ALLENTOWN, Pa. — Get stuck or get out.
That’s the message Pennsylvania school districts gave to students and their parents this year as they approached a deadline to comply with new state vaccination rules.
The message — and the vaccines — seem to have penetrated.
Spot checks of most of the 20 largest districts Thursday show the success of a Herculean effort by school nurses to get students vaccinated in the months, weeks and days leading up to the deadline, with many districts now reporting full or nearly full compliance.
Officials are still working to reach hundreds of students around Pennsylvania who have been kept out of class this week because they failed to obtain the required inoculations for mumps, chicken pox and other diseases. The deadline for most districts was Tuesday.
“The last thing we want to do as educators is kick kids out of school. We want them there. But, ultimately, there was a deadline, and the deadline came,” said William King, superintendent of the Scranton School District, where 61 of 9,800 students were turned away Thursday, down from 139 two days earlier.
The new immunization rules require children in all grades to receive second doses of mumps and chicken pox vaccine. Seventh-graders must get two additional inoculations, one against meningitis and another preventing tetanus, diphtheria and pertussis. The requirements apply to 2 million children in public and private schools, though students can obtain waivers for medical or religious reasons.
Families had eight months from the start of the school year to get their children immunized. But with thousands of students failing to submit proof of their shots ahead of a deadline of late April, the state Department of Health agreed to a two-week grace period.
School officials — primarily nurses — called, emailed, sent letters home, even showed up at parents’ doorsteps in an effort to get compliance. The Bethlehem Area School District was especially aggressive, running free clinics inside the schools.
“We told parents: If you don’t sign consent or don’t tell us your plan to get the shot, we won’t let you in school,” said Kathy Halkins, the district’s chief of health services and past president of the Pennsylvania Association of School Nurses and Practitioners. “The nurses were like little pit bulls.”

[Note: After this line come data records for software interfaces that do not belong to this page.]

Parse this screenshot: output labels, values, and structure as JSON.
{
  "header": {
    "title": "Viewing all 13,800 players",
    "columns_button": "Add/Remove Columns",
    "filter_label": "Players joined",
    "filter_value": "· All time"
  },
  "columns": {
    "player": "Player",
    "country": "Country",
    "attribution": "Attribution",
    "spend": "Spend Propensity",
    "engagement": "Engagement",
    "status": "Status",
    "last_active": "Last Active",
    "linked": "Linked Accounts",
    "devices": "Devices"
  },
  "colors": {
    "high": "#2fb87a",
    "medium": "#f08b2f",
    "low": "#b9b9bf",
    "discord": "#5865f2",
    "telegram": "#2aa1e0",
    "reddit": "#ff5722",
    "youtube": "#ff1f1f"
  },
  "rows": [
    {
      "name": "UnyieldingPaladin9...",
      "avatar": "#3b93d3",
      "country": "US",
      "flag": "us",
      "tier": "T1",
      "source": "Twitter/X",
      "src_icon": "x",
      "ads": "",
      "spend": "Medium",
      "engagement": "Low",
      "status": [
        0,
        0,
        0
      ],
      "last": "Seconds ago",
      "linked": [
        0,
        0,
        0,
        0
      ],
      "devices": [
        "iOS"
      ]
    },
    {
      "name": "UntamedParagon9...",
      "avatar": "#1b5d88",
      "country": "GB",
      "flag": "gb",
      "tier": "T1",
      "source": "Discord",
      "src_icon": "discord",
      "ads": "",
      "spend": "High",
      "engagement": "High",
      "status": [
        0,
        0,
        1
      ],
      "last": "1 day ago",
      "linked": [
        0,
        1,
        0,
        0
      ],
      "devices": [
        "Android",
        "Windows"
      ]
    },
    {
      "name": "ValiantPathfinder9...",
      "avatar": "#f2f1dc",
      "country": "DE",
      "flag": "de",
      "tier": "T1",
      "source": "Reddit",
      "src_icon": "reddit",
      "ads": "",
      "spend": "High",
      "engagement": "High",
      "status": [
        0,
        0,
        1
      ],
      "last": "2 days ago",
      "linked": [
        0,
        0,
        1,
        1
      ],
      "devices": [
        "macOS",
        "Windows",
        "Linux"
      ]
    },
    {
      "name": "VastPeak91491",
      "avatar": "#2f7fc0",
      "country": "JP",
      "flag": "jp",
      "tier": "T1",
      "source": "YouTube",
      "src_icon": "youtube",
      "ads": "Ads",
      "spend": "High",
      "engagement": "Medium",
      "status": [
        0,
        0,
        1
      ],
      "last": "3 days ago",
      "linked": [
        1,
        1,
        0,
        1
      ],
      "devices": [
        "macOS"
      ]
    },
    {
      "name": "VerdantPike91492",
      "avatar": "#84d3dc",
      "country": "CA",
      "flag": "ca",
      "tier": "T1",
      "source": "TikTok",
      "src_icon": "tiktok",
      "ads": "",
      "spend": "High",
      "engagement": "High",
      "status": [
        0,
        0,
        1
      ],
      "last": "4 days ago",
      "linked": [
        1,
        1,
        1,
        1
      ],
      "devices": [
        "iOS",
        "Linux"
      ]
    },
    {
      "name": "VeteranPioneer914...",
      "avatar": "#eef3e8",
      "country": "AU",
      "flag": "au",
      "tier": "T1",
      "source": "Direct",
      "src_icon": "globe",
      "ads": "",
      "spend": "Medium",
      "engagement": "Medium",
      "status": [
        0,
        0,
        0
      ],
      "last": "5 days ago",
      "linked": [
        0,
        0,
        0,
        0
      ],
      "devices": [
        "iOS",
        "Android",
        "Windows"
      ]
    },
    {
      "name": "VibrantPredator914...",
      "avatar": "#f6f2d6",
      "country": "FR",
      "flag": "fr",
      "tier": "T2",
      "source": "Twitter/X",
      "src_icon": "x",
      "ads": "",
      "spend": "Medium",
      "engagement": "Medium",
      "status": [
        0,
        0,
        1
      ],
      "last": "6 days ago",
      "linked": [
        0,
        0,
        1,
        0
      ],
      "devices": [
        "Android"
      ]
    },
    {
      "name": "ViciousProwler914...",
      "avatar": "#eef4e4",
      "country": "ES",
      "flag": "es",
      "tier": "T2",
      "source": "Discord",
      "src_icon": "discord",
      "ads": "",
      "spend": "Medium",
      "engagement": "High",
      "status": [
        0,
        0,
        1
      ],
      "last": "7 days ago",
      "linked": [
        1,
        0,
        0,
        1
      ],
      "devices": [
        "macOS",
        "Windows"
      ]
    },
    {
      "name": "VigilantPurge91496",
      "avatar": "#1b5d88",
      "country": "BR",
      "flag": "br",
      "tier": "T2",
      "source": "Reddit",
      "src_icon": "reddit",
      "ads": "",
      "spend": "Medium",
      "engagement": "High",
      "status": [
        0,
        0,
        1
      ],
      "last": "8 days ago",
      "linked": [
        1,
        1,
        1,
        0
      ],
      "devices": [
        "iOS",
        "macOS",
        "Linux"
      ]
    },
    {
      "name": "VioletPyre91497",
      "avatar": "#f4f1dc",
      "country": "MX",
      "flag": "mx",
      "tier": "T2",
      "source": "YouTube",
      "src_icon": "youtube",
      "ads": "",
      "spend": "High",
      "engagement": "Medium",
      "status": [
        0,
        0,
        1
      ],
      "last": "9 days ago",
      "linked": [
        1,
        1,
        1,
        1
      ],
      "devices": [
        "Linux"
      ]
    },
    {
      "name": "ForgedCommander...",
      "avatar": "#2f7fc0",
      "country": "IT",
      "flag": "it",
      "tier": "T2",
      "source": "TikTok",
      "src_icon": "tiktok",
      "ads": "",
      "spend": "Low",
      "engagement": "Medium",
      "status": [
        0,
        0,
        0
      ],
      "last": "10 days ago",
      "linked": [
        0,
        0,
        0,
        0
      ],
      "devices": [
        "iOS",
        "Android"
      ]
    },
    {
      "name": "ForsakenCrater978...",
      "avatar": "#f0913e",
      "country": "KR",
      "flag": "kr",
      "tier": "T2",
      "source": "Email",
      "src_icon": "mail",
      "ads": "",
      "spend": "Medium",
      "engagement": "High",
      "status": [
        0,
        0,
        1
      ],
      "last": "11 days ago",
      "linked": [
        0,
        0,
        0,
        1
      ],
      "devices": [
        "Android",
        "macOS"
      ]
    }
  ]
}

As a result, a district where 3,000 students required vaccinating at the beginning of the school year has cut that number to exactly one. And that student was getting his shot Thursday night — with Halkins herself depressing the plunger.
The state left it up to individual school districts to decide whether they would turn away students who failed to comply with the rules. The Erie School District barred 100 of its 12,500 students Thursday, down from 350 on Tuesday, while in Lancaster several dozen students are excluded from class. Other districts have allowed students to remain in school but warn they will be turned away in the fall if they fail to get vaccinated.
In Allentown, fewer than 500 students of a total population of about 18,000 still need their shots ahead of that district’s May 22 deadline — an improvement from January, when 3,000 remained unvaccinated.
In Philadelphia, home of the state’s largest school system, nurses and the city health department have also been working to spread the message. As of early spring, about 84 percent of students had complied with the new vaccination rules.
Exclusion is a last resort, said Rhona Cooper, the district’s nursing coordinator.
“Because we care about attendance deeply, we would make an assumption that even if we exclude a kid, that we have provided that family with alternatives to get a shot so the student can come immediately back to school,” she said.
Associated Press writers Peter Jackson, Mark Scolforo and Marc Levy in Harrisburg contributed to this report.